* **Task goal**: Down to the last line, restate the records below word for word, dropping every image.

START Dataset entries

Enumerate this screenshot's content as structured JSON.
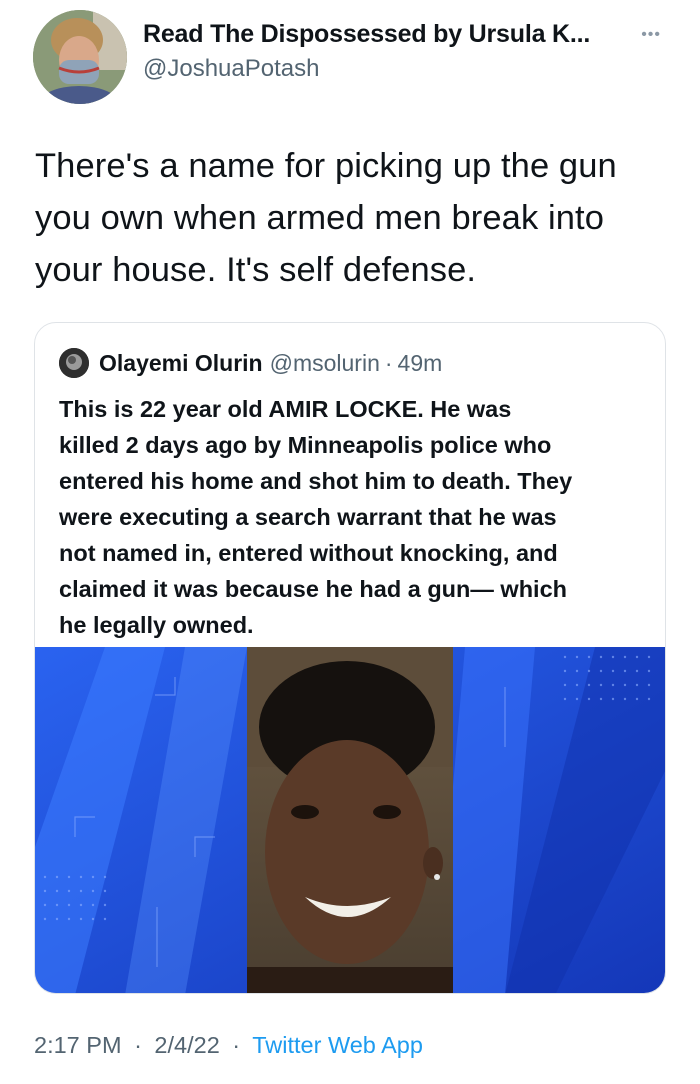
{
  "author": {
    "display_name": "Read The Dispossessed by Ursula K...",
    "handle": "@JoshuaPotash"
  },
  "more_icon": "more-horizontal-icon",
  "tweet": {
    "lines": [
      "There's a name for picking up the gun",
      "you own when armed men break into",
      "your house. It's self defense."
    ]
  },
  "quote": {
    "name": "Olayemi Olurin",
    "handle": "@msolurin",
    "separator": "·",
    "time": "49m",
    "lines": [
      "This is 22 year old AMIR LOCKE. He was",
      "killed 2 days ago by Minneapolis police who",
      "entered his home and shot him to death. They",
      "were executing a search warrant that he was",
      "not named in, entered without knocking, and",
      "claimed it was because he had a gun— which",
      "he legally owned."
    ]
  },
  "footer": {
    "time": "2:17 PM",
    "date": "2/4/22",
    "separator": "·",
    "app": "Twitter Web App"
  },
  "colors": {
    "link": "#1d9bf0",
    "secondary_text": "#536471",
    "image_blue": "#1e4fd8"
  }
}
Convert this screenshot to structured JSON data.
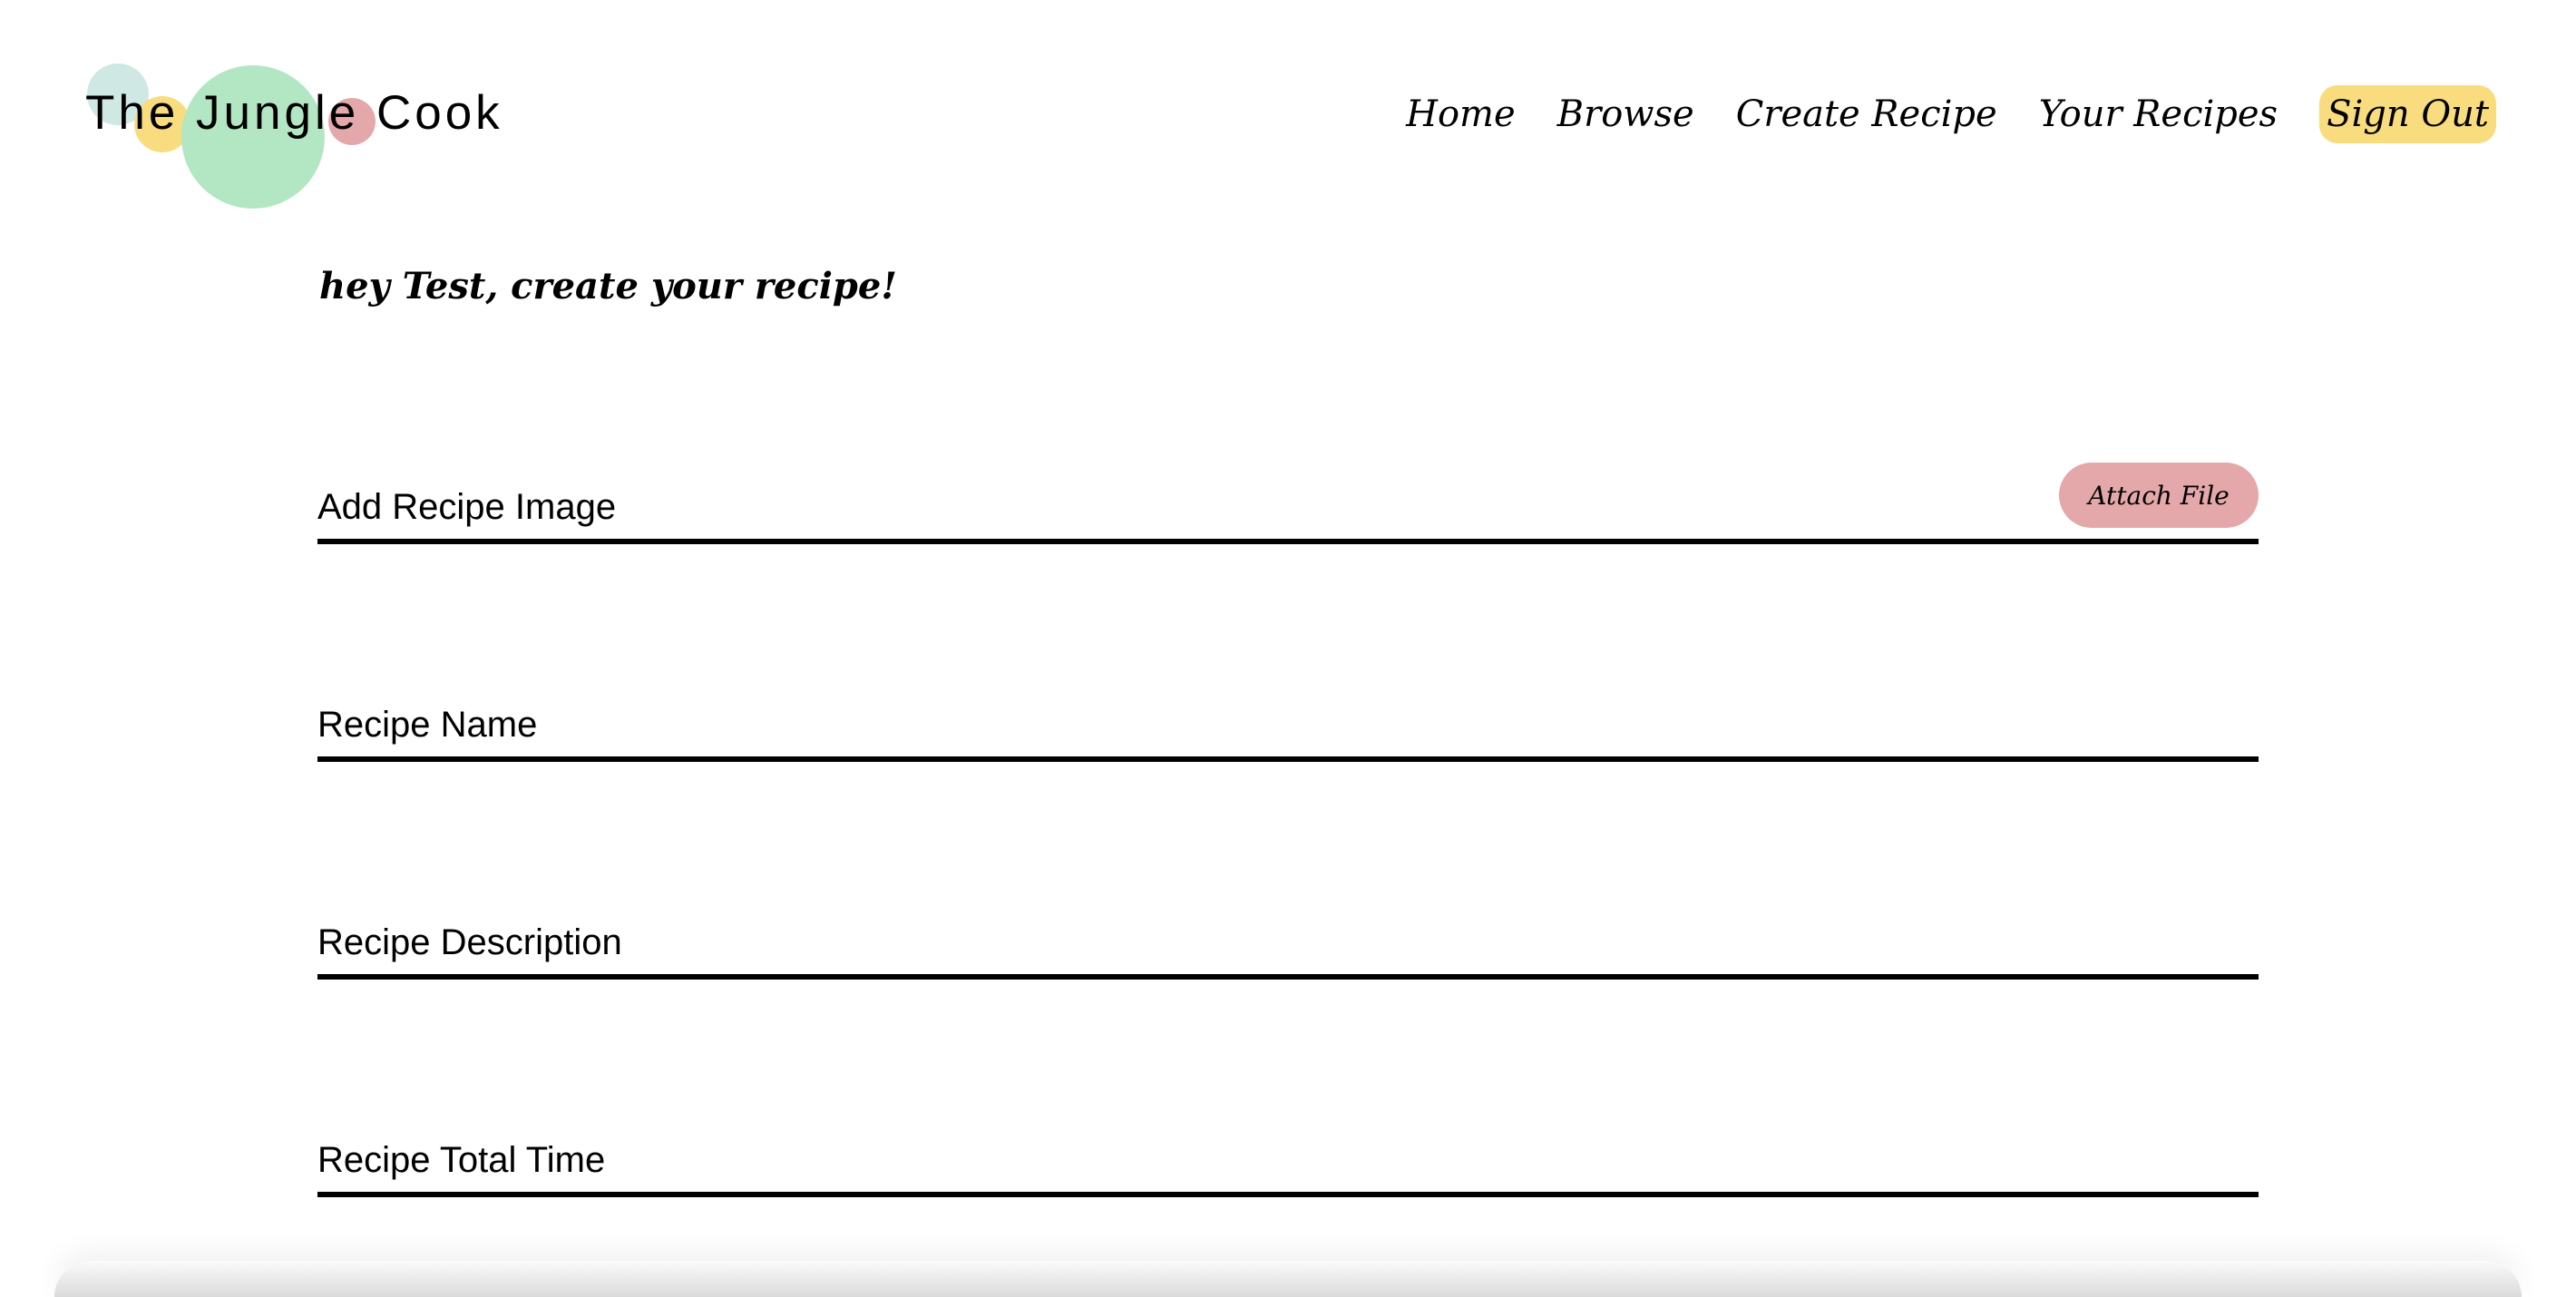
{
  "header": {
    "logo_text": "The Jungle Cook",
    "nav": [
      {
        "label": "Home"
      },
      {
        "label": "Browse"
      },
      {
        "label": "Create Recipe"
      },
      {
        "label": "Your Recipes"
      },
      {
        "label": "Sign Out"
      }
    ]
  },
  "greeting": "hey Test, create your recipe!",
  "form": {
    "image_label": "Add Recipe Image",
    "attach_label": "Attach File",
    "name_label": "Recipe Name",
    "description_label": "Recipe Description",
    "time_label": "Recipe Total Time"
  },
  "colors": {
    "teal": "#cfe8e3",
    "yellow": "#f8dc7e",
    "green": "#b3e6c3",
    "pink": "#e4a8aa",
    "signout_bg": "#f8dc7e",
    "attach_bg": "#e4a8aa"
  },
  "icons": {
    "logo_decoration": "logo-circles-icon"
  }
}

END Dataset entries

* **Solution to this problem**:
Enumerate this screenshot's content as structured JSON.
{
  "author": {
    "display_name": "Read The Dispossessed by Ursula K...",
    "handle": "@JoshuaPotash"
  },
  "more_icon": "more-horizontal-icon",
  "tweet": {
    "lines": [
      "There's a name for picking up the gun",
      "you own when armed men break into",
      "your house. It's self defense."
    ]
  },
  "quote": {
    "name": "Olayemi Olurin",
    "handle": "@msolurin",
    "separator": "·",
    "time": "49m",
    "lines": [
      "This is 22 year old AMIR LOCKE. He was",
      "killed 2 days ago by Minneapolis police who",
      "entered his home and shot him to death. They",
      "were executing a search warrant that he was",
      "not named in, entered without knocking, and",
      "claimed it was because he had a gun— which",
      "he legally owned."
    ]
  },
  "footer": {
    "time": "2:17 PM",
    "date": "2/4/22",
    "separator": "·",
    "app": "Twitter Web App"
  },
  "colors": {
    "link": "#1d9bf0",
    "secondary_text": "#536471",
    "image_blue": "#1e4fd8"
  }
}
Convert this screenshot to structured JSON data.
{
  "header": {
    "logo_text": "The Jungle Cook",
    "nav": [
      {
        "label": "Home"
      },
      {
        "label": "Browse"
      },
      {
        "label": "Create Recipe"
      },
      {
        "label": "Your Recipes"
      },
      {
        "label": "Sign Out"
      }
    ]
  },
  "greeting": "hey Test, create your recipe!",
  "form": {
    "image_label": "Add Recipe Image",
    "attach_label": "Attach File",
    "name_label": "Recipe Name",
    "description_label": "Recipe Description",
    "time_label": "Recipe Total Time"
  },
  "colors": {
    "teal": "#cfe8e3",
    "yellow": "#f8dc7e",
    "green": "#b3e6c3",
    "pink": "#e4a8aa",
    "signout_bg": "#f8dc7e",
    "attach_bg": "#e4a8aa"
  },
  "icons": {
    "logo_decoration": "logo-circles-icon"
  }
}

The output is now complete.